*Disclaimer* - I finished this book in about a week -- then I had a baby, moved, life got crazy, and I forgot to write the review for...oh...a month or so. This is really more of a mini-review based on my impressions and what I can remember about the book. Take it with a grain of salt...whatever that means.
My Review: I hate hiking. In my family this makes me a virtual pariah. My three brothers regularly run mountains for fun. My father has hiked Table Rock (near the Grand Teton) over forty times. My husband takes our daughters on a week long backpacking trip every year before school starts. Me? I hike vicariously. That’s why I picked up Wild.
Wild follows twenty-something writer Cheryl Strayed’s attempt to solo hike the Pacific Crest Trail, a winding path of desert, ice, and rainforest that stretches from Mexico to the Canadian border. However, her story really begins long before she sets foot on the trail – in the days and weeks that follow her mother’s diagnosis and sudden death from terminal cancer. Cheryl’s overwhelming grief propels her into a shadowy world of depression, heroin addiction, and casual sex that ultimately signify the end of her marriage and the dissolution of other family relationships that send her careening towards rock bottom. Lost and broken, Cheryl quits her job, finalizes her divorce, and sells nearly everything she owns in a slightly psychotic quest to find solace and healing on the Pacific Crest Trail. It is there, in “entirely new terrain,” that this completely unseasoned hiker confronts her own demons, meets a variety of interesting characters, lives on pennies, and occasionally ends up shoeless or covered in frogs. Yikes. And EW.
While I enjoyed the opportunity to hike vicariously with Cheryl and experience life on the PCT, I don’t know that I would recommend this book to every reader. Our life experiences were so different, that I didn’t relate as well with Cheryl as I would have liked. Some of her choices following her mother’s death, though she was entirely entitled to make them, were so far from those that I at least think I might have made, I had difficulty connecting with her story. Despite this lack of attachment, I admired Cheryl’s gutsy decisions to hike the PCT and embark on an adventure I know I’d never be woman enough to make.
My Rating: 3.5 Stars
For the sensitive reader: Lots of profanity, some sexual situations and discussion of sexual matters, controversial drug use, and casual reference to an abortion (which reaaaallly bothered me).

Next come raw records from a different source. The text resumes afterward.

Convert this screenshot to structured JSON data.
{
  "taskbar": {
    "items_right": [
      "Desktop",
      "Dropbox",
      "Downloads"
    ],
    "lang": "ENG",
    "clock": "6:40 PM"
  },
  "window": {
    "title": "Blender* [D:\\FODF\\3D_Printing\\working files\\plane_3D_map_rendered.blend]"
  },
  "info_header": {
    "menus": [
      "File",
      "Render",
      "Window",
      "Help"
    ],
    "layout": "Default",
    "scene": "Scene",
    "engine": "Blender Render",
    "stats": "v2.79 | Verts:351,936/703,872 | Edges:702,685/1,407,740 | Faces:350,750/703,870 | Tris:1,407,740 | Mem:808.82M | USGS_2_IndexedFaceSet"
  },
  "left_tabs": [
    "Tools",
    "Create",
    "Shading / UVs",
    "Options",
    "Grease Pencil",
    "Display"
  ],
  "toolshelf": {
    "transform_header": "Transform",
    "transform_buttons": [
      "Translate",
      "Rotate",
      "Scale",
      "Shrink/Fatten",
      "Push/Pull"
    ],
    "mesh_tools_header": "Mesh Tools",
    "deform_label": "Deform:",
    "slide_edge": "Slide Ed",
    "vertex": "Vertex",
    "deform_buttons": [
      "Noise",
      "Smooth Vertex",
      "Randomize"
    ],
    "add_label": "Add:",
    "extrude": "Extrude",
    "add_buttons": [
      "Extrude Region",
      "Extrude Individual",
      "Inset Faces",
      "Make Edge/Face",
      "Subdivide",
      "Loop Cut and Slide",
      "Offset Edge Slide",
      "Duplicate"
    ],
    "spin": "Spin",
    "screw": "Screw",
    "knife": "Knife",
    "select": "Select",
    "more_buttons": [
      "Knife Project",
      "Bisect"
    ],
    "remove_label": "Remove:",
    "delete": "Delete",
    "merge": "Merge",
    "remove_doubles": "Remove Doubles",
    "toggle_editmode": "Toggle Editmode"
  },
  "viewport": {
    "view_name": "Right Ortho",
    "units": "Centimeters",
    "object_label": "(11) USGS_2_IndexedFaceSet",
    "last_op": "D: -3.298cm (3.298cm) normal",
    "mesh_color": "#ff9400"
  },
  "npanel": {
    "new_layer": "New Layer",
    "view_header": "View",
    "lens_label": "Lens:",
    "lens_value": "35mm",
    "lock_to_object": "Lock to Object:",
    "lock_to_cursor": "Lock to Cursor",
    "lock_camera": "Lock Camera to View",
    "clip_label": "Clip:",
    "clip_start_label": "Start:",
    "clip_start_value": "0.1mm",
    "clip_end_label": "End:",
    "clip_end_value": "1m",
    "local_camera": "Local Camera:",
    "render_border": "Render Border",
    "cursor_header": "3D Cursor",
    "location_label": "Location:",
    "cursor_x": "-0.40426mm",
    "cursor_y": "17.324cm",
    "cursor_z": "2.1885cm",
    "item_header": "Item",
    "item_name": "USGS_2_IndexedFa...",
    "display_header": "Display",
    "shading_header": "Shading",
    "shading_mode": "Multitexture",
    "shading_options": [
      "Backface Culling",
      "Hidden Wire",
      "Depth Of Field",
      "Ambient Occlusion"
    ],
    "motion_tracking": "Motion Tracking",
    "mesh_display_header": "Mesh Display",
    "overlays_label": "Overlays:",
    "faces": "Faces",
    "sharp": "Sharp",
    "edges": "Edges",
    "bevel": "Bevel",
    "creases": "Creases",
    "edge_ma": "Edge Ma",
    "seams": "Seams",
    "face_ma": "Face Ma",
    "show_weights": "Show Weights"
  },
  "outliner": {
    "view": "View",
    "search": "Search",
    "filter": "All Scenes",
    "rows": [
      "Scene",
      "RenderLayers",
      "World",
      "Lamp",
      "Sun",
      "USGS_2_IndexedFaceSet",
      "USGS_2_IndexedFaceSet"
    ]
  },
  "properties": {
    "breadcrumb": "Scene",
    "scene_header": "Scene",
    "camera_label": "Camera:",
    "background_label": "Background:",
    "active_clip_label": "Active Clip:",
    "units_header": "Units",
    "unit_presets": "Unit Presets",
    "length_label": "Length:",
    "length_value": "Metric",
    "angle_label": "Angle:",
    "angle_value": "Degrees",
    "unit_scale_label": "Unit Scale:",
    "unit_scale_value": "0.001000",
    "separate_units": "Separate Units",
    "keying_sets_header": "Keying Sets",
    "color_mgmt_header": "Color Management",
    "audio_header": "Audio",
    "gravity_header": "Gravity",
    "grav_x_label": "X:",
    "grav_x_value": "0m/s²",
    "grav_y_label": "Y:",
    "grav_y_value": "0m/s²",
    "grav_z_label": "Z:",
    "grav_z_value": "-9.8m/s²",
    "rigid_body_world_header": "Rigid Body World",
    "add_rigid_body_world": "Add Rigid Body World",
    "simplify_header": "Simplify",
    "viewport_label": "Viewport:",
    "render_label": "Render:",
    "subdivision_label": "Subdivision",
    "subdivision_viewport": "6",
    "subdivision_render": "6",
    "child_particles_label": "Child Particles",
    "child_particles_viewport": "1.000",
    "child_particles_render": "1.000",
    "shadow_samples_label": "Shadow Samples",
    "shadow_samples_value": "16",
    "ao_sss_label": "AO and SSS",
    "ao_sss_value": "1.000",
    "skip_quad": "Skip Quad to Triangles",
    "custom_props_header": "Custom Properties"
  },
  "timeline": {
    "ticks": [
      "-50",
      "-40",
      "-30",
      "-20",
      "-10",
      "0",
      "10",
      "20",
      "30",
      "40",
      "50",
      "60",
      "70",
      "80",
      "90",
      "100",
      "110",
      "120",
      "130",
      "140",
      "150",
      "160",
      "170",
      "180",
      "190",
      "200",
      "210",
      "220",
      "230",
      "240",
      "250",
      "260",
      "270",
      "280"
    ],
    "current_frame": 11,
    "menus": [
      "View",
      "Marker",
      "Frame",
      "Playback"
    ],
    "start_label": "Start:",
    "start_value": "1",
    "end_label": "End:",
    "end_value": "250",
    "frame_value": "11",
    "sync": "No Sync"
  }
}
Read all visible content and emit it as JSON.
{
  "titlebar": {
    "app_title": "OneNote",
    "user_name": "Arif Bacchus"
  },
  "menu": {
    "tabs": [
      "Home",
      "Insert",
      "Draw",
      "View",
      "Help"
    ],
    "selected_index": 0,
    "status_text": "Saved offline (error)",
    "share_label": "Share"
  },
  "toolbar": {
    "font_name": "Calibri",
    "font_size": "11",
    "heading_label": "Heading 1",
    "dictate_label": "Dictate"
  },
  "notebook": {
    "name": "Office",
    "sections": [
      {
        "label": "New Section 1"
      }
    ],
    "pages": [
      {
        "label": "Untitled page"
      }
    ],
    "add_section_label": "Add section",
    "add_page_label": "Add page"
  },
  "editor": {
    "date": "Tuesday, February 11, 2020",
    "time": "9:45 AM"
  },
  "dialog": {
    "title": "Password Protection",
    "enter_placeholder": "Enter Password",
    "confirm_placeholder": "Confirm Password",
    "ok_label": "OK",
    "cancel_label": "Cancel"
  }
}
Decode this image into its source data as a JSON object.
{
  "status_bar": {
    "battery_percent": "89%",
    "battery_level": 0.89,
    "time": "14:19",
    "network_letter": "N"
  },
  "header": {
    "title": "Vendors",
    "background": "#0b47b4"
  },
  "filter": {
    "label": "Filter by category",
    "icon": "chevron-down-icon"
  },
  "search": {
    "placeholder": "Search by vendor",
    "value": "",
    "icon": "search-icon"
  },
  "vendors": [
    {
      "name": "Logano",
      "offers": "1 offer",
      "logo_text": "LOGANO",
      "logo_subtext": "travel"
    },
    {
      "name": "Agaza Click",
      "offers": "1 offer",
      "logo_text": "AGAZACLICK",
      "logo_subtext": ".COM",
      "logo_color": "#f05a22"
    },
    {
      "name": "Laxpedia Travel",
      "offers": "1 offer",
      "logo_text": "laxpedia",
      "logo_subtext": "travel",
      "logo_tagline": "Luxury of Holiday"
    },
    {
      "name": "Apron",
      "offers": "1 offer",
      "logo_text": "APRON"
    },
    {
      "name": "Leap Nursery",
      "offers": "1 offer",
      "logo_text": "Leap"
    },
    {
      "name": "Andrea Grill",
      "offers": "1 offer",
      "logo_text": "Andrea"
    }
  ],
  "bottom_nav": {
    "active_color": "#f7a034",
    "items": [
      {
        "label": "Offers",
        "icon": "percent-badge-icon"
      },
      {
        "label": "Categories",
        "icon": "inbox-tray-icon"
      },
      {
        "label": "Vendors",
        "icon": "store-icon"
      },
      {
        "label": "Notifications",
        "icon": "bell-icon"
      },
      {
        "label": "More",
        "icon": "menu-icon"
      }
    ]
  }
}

Summary: One woman’s remarkable experience as she struggles to overcome grief, loneliness, and addiction on the Pacific Crest Trail.